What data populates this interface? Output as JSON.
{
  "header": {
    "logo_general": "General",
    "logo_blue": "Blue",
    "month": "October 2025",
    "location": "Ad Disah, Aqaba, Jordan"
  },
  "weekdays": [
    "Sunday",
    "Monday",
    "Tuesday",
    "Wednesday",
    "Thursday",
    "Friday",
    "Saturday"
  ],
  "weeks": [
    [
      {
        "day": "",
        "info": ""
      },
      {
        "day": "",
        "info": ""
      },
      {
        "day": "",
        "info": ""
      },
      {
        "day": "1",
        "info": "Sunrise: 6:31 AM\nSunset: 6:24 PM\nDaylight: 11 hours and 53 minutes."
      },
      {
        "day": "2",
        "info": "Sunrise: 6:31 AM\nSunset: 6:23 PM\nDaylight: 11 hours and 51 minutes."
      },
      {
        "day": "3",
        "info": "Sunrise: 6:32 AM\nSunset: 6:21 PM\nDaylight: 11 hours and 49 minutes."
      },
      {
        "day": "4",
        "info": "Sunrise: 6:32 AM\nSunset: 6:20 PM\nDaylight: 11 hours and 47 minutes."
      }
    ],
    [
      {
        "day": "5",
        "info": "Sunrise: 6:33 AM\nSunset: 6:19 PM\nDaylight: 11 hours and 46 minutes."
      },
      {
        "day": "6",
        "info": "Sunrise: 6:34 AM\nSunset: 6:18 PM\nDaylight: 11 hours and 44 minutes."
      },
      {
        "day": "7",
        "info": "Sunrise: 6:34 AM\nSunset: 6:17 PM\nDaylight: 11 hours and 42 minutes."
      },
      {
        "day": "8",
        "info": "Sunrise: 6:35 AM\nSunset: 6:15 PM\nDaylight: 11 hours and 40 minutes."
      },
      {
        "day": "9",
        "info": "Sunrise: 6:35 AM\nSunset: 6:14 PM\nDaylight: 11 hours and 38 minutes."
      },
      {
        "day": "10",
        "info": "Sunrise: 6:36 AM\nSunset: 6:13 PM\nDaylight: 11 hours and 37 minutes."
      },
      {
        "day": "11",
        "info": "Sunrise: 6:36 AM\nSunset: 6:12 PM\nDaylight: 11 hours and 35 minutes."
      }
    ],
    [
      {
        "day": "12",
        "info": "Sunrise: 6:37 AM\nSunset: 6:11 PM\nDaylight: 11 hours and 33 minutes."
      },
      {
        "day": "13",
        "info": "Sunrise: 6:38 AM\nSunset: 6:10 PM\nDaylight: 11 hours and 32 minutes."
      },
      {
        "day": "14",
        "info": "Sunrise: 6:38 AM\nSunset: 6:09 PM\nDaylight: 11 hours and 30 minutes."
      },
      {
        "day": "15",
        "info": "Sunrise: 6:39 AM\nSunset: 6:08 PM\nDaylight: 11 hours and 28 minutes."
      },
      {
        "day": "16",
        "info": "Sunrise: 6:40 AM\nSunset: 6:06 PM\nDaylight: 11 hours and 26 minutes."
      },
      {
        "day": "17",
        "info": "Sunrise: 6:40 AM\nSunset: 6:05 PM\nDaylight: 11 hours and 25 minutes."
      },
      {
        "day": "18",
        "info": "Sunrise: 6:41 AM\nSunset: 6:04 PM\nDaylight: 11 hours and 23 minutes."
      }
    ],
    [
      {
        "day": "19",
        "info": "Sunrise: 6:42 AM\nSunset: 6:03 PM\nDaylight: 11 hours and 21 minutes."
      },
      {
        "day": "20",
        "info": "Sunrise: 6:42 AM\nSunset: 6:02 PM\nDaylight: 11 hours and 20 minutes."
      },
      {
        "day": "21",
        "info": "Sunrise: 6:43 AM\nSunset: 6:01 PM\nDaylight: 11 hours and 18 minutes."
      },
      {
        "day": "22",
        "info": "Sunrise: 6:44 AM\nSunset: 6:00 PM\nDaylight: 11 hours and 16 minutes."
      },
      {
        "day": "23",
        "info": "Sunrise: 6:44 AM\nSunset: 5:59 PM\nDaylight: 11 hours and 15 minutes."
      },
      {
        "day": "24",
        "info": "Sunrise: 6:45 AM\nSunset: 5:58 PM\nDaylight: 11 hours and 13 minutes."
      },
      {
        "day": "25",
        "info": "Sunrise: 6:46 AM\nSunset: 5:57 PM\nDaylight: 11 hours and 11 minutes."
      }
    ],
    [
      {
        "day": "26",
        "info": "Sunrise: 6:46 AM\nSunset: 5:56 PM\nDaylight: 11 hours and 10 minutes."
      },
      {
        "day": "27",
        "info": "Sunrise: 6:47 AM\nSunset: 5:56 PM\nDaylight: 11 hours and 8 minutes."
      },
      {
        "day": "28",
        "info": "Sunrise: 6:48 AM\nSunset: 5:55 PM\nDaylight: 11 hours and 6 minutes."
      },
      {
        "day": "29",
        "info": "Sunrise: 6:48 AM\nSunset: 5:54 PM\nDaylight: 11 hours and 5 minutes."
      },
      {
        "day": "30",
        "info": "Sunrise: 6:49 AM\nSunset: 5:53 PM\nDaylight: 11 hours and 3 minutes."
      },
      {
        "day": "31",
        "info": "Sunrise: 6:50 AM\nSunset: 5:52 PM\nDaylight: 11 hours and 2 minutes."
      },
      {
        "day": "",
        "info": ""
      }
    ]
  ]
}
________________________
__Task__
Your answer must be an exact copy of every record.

__Task output__
What data populates this interface? Output as JSON.
{
  "header": {
    "logo_general": "General",
    "logo_blue": "Blue",
    "month": "October 2025",
    "location": "Ad Disah, Aqaba, Jordan"
  },
  "weekdays": [
    "Sunday",
    "Monday",
    "Tuesday",
    "Wednesday",
    "Thursday",
    "Friday",
    "Saturday"
  ],
  "weeks": [
    [
      {
        "day": "",
        "info": ""
      },
      {
        "day": "",
        "info": ""
      },
      {
        "day": "",
        "info": ""
      },
      {
        "day": "1",
        "info": "Sunrise: 6:31 AM\nSunset: 6:24 PM\nDaylight: 11 hours and 53 minutes."
      },
      {
        "day": "2",
        "info": "Sunrise: 6:31 AM\nSunset: 6:23 PM\nDaylight: 11 hours and 51 minutes."
      },
      {
        "day": "3",
        "info": "Sunrise: 6:32 AM\nSunset: 6:21 PM\nDaylight: 11 hours and 49 minutes."
      },
      {
        "day": "4",
        "info": "Sunrise: 6:32 AM\nSunset: 6:20 PM\nDaylight: 11 hours and 47 minutes."
      }
    ],
    [
      {
        "day": "5",
        "info": "Sunrise: 6:33 AM\nSunset: 6:19 PM\nDaylight: 11 hours and 46 minutes."
      },
      {
        "day": "6",
        "info": "Sunrise: 6:34 AM\nSunset: 6:18 PM\nDaylight: 11 hours and 44 minutes."
      },
      {
        "day": "7",
        "info": "Sunrise: 6:34 AM\nSunset: 6:17 PM\nDaylight: 11 hours and 42 minutes."
      },
      {
        "day": "8",
        "info": "Sunrise: 6:35 AM\nSunset: 6:15 PM\nDaylight: 11 hours and 40 minutes."
      },
      {
        "day": "9",
        "info": "Sunrise: 6:35 AM\nSunset: 6:14 PM\nDaylight: 11 hours and 38 minutes."
      },
      {
        "day": "10",
        "info": "Sunrise: 6:36 AM\nSunset: 6:13 PM\nDaylight: 11 hours and 37 minutes."
      },
      {
        "day": "11",
        "info": "Sunrise: 6:36 AM\nSunset: 6:12 PM\nDaylight: 11 hours and 35 minutes."
      }
    ],
    [
      {
        "day": "12",
        "info": "Sunrise: 6:37 AM\nSunset: 6:11 PM\nDaylight: 11 hours and 33 minutes."
      },
      {
        "day": "13",
        "info": "Sunrise: 6:38 AM\nSunset: 6:10 PM\nDaylight: 11 hours and 32 minutes."
      },
      {
        "day": "14",
        "info": "Sunrise: 6:38 AM\nSunset: 6:09 PM\nDaylight: 11 hours and 30 minutes."
      },
      {
        "day": "15",
        "info": "Sunrise: 6:39 AM\nSunset: 6:08 PM\nDaylight: 11 hours and 28 minutes."
      },
      {
        "day": "16",
        "info": "Sunrise: 6:40 AM\nSunset: 6:06 PM\nDaylight: 11 hours and 26 minutes."
      },
      {
        "day": "17",
        "info": "Sunrise: 6:40 AM\nSunset: 6:05 PM\nDaylight: 11 hours and 25 minutes."
      },
      {
        "day": "18",
        "info": "Sunrise: 6:41 AM\nSunset: 6:04 PM\nDaylight: 11 hours and 23 minutes."
      }
    ],
    [
      {
        "day": "19",
        "info": "Sunrise: 6:42 AM\nSunset: 6:03 PM\nDaylight: 11 hours and 21 minutes."
      },
      {
        "day": "20",
        "info": "Sunrise: 6:42 AM\nSunset: 6:02 PM\nDaylight: 11 hours and 20 minutes."
      },
      {
        "day": "21",
        "info": "Sunrise: 6:43 AM\nSunset: 6:01 PM\nDaylight: 11 hours and 18 minutes."
      },
      {
        "day": "22",
        "info": "Sunrise: 6:44 AM\nSunset: 6:00 PM\nDaylight: 11 hours and 16 minutes."
      },
      {
        "day": "23",
        "info": "Sunrise: 6:44 AM\nSunset: 5:59 PM\nDaylight: 11 hours and 15 minutes."
      },
      {
        "day": "24",
        "info": "Sunrise: 6:45 AM\nSunset: 5:58 PM\nDaylight: 11 hours and 13 minutes."
      },
      {
        "day": "25",
        "info": "Sunrise: 6:46 AM\nSunset: 5:57 PM\nDaylight: 11 hours and 11 minutes."
      }
    ],
    [
      {
        "day": "26",
        "info": "Sunrise: 6:46 AM\nSunset: 5:56 PM\nDaylight: 11 hours and 10 minutes."
      },
      {
        "day": "27",
        "info": "Sunrise: 6:47 AM\nSunset: 5:56 PM\nDaylight: 11 hours and 8 minutes."
      },
      {
        "day": "28",
        "info": "Sunrise: 6:48 AM\nSunset: 5:55 PM\nDaylight: 11 hours and 6 minutes."
      },
      {
        "day": "29",
        "info": "Sunrise: 6:48 AM\nSunset: 5:54 PM\nDaylight: 11 hours and 5 minutes."
      },
      {
        "day": "30",
        "info": "Sunrise: 6:49 AM\nSunset: 5:53 PM\nDaylight: 11 hours and 3 minutes."
      },
      {
        "day": "31",
        "info": "Sunrise: 6:50 AM\nSunset: 5:52 PM\nDaylight: 11 hours and 2 minutes."
      },
      {
        "day": "",
        "info": ""
      }
    ]
  ]
}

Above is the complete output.